--- START ---
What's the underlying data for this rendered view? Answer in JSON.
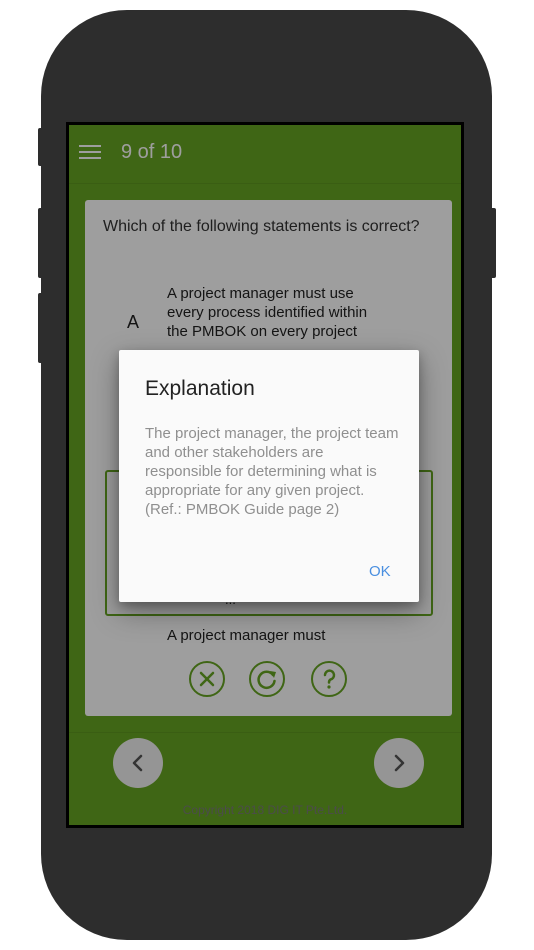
{
  "header": {
    "title": "9 of 10",
    "menu_icon": "hamburger-menu-icon"
  },
  "question": {
    "text": "Which of the following statements is correct?",
    "option_a_letter": "A",
    "option_a_text": "A project manager must use every process identified within the PMBOK on every project",
    "option_peek_text": "...",
    "option_last_text": "A project manager must"
  },
  "actions": {
    "icons": [
      "close-circle-icon",
      "reset-icon",
      "help-icon"
    ]
  },
  "footer": {
    "copyright": "Copyright 2018 DIG IT Pte.Ltd.",
    "prev_icon": "chevron-left-icon",
    "next_icon": "chevron-right-icon"
  },
  "dialog": {
    "title": "Explanation",
    "body": "The project manager, the project team and other stakeholders are responsible for determining what is appropriate for any given project. (Ref.: PMBOK Guide page 2)",
    "ok_label": "OK"
  },
  "colors": {
    "primary": "#67a523",
    "frame": "#2d2d2d",
    "link": "#4a8fe0"
  }
}
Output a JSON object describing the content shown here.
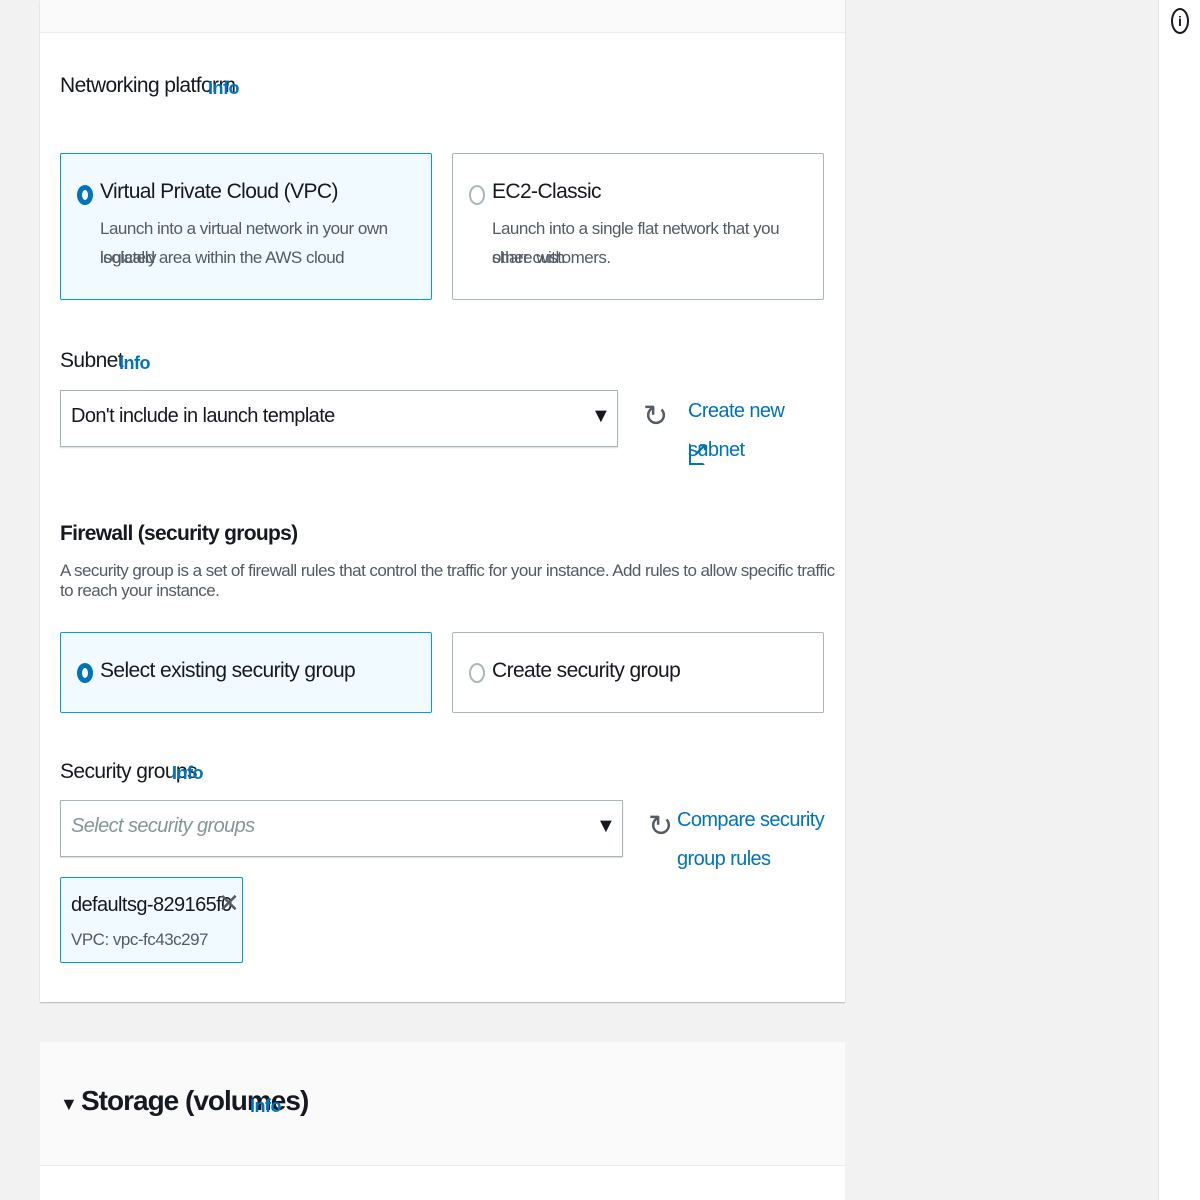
{
  "networking": {
    "label": "Networking platform",
    "info": "Info",
    "options": [
      {
        "title": "Virtual Private Cloud (VPC)",
        "desc1": "Launch into a virtual network in your own logically",
        "desc2": "isolated area within the AWS cloud",
        "selected": true
      },
      {
        "title": "EC2-Classic",
        "desc1": "Launch into a single flat network that you share with",
        "desc2": "other customers.",
        "selected": false
      }
    ]
  },
  "subnet": {
    "label": "Subnet",
    "info": "Info",
    "value": "Don't include in launch template",
    "create_link": "Create new subnet"
  },
  "firewall": {
    "heading": "Firewall (security groups)",
    "description": "A security group is a set of firewall rules that control the traffic for your instance. Add rules to allow specific traffic to reach your instance.",
    "options": [
      {
        "title": "Select existing security group",
        "selected": true
      },
      {
        "title": "Create security group",
        "selected": false
      }
    ]
  },
  "security_groups": {
    "label": "Security groups",
    "info": "Info",
    "placeholder": "Select security groups",
    "compare_link_line1": "Compare security",
    "compare_link_line2": "group rules",
    "token": {
      "name": "default",
      "id": "sg-829165f0",
      "vpc": "VPC: vpc-fc43c297"
    }
  },
  "storage": {
    "title": "Storage (volumes)",
    "info": "Info"
  },
  "icons": {
    "refresh": "refresh-icon",
    "external": "external-link-icon",
    "caret": "caret-down-icon",
    "close": "close-icon",
    "info": "info-circle-icon"
  },
  "colors": {
    "link": "#0073bb",
    "selected_border": "#00a1c9",
    "selected_bg": "#f1faff",
    "border": "#aab7b8"
  }
}
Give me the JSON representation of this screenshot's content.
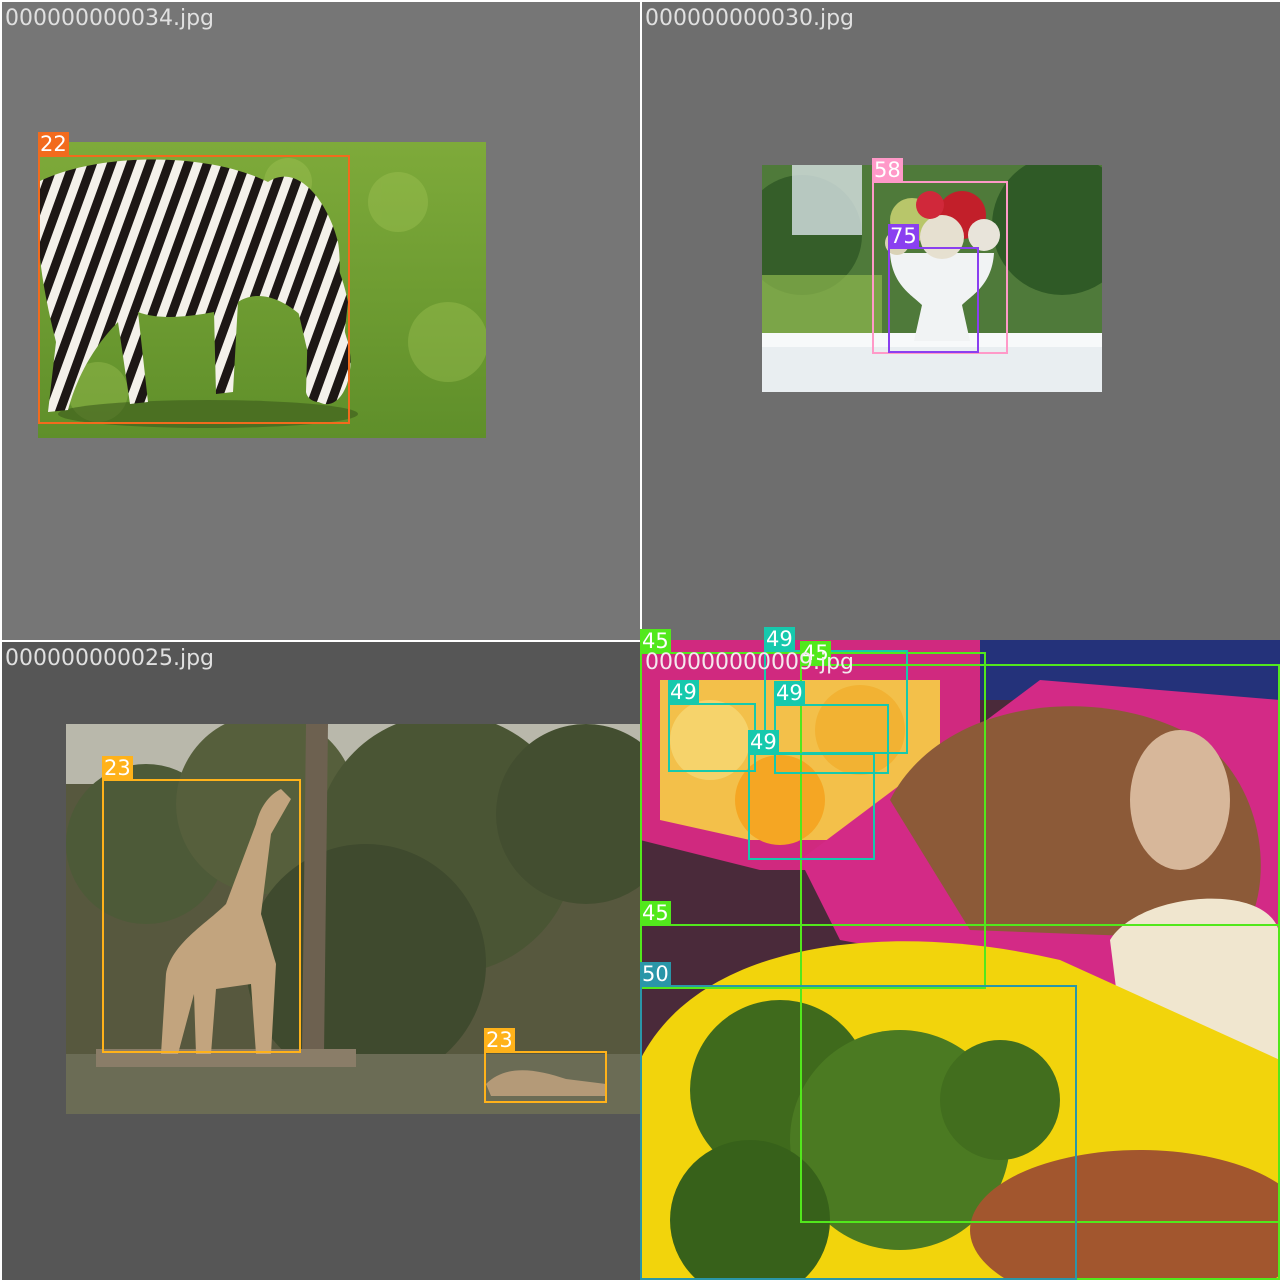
{
  "tiles": [
    {
      "filename": "000000000034.jpg",
      "detections": [
        {
          "class_id": "22",
          "color": "#f26b1d"
        }
      ]
    },
    {
      "filename": "000000000030.jpg",
      "detections": [
        {
          "class_id": "58",
          "color": "#ff99c8"
        },
        {
          "class_id": "75",
          "color": "#8a3ff0"
        }
      ]
    },
    {
      "filename": "000000000025.jpg",
      "detections": [
        {
          "class_id": "23",
          "color": "#ffb21a"
        },
        {
          "class_id": "23",
          "color": "#ffb21a"
        }
      ]
    },
    {
      "filename": "000000000009.jpg",
      "detections": [
        {
          "class_id": "45",
          "color": "#52e81c"
        },
        {
          "class_id": "49",
          "color": "#16c9ad"
        },
        {
          "class_id": "45",
          "color": "#52e81c"
        },
        {
          "class_id": "49",
          "color": "#16c9ad"
        },
        {
          "class_id": "49",
          "color": "#16c9ad"
        },
        {
          "class_id": "49",
          "color": "#16c9ad"
        },
        {
          "class_id": "45",
          "color": "#52e81c"
        },
        {
          "class_id": "50",
          "color": "#2a96a8"
        }
      ]
    }
  ]
}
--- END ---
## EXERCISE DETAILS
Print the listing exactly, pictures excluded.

## EXPECTED ANSWER
What's the underlying data for this rendered view? Answer in JSON.
{
  "header": {
    "title": "9 of 10",
    "menu_icon": "hamburger-menu-icon"
  },
  "question": {
    "text": "Which of the following statements is correct?",
    "option_a_letter": "A",
    "option_a_text": "A project manager must use every process identified within the PMBOK on every project",
    "option_peek_text": "...",
    "option_last_text": "A project manager must"
  },
  "actions": {
    "icons": [
      "close-circle-icon",
      "reset-icon",
      "help-icon"
    ]
  },
  "footer": {
    "copyright": "Copyright 2018 DIG IT Pte.Ltd.",
    "prev_icon": "chevron-left-icon",
    "next_icon": "chevron-right-icon"
  },
  "dialog": {
    "title": "Explanation",
    "body": "The project manager, the project team and other stakeholders are responsible for determining what is appropriate for any given project. (Ref.: PMBOK Guide page 2)",
    "ok_label": "OK"
  },
  "colors": {
    "primary": "#67a523",
    "frame": "#2d2d2d",
    "link": "#4a8fe0"
  }
}
Output a JSON object describing the content shown here.
{
  "networking": {
    "label": "Networking platform",
    "info": "Info",
    "options": [
      {
        "title": "Virtual Private Cloud (VPC)",
        "desc1": "Launch into a virtual network in your own logically",
        "desc2": "isolated area within the AWS cloud",
        "selected": true
      },
      {
        "title": "EC2-Classic",
        "desc1": "Launch into a single flat network that you share with",
        "desc2": "other customers.",
        "selected": false
      }
    ]
  },
  "subnet": {
    "label": "Subnet",
    "info": "Info",
    "value": "Don't include in launch template",
    "create_link": "Create new subnet"
  },
  "firewall": {
    "heading": "Firewall (security groups)",
    "description": "A security group is a set of firewall rules that control the traffic for your instance. Add rules to allow specific traffic to reach your instance.",
    "options": [
      {
        "title": "Select existing security group",
        "selected": true
      },
      {
        "title": "Create security group",
        "selected": false
      }
    ]
  },
  "security_groups": {
    "label": "Security groups",
    "info": "Info",
    "placeholder": "Select security groups",
    "compare_link_line1": "Compare security",
    "compare_link_line2": "group rules",
    "token": {
      "name": "default",
      "id": "sg-829165f0",
      "vpc": "VPC: vpc-fc43c297"
    }
  },
  "storage": {
    "title": "Storage (volumes)",
    "info": "Info"
  },
  "icons": {
    "refresh": "refresh-icon",
    "external": "external-link-icon",
    "caret": "caret-down-icon",
    "close": "close-icon",
    "info": "info-circle-icon"
  },
  "colors": {
    "link": "#0073bb",
    "selected_border": "#00a1c9",
    "selected_bg": "#f1faff",
    "border": "#aab7b8"
  }
}
Give me the JSON representation of this screenshot's content.
{
  "tiles": [
    {
      "filename": "000000000034.jpg",
      "detections": [
        {
          "class_id": "22",
          "color": "#f26b1d"
        }
      ]
    },
    {
      "filename": "000000000030.jpg",
      "detections": [
        {
          "class_id": "58",
          "color": "#ff99c8"
        },
        {
          "class_id": "75",
          "color": "#8a3ff0"
        }
      ]
    },
    {
      "filename": "000000000025.jpg",
      "detections": [
        {
          "class_id": "23",
          "color": "#ffb21a"
        },
        {
          "class_id": "23",
          "color": "#ffb21a"
        }
      ]
    },
    {
      "filename": "000000000009.jpg",
      "detections": [
        {
          "class_id": "45",
          "color": "#52e81c"
        },
        {
          "class_id": "49",
          "color": "#16c9ad"
        },
        {
          "class_id": "45",
          "color": "#52e81c"
        },
        {
          "class_id": "49",
          "color": "#16c9ad"
        },
        {
          "class_id": "49",
          "color": "#16c9ad"
        },
        {
          "class_id": "49",
          "color": "#16c9ad"
        },
        {
          "class_id": "45",
          "color": "#52e81c"
        },
        {
          "class_id": "50",
          "color": "#2a96a8"
        }
      ]
    }
  ]
}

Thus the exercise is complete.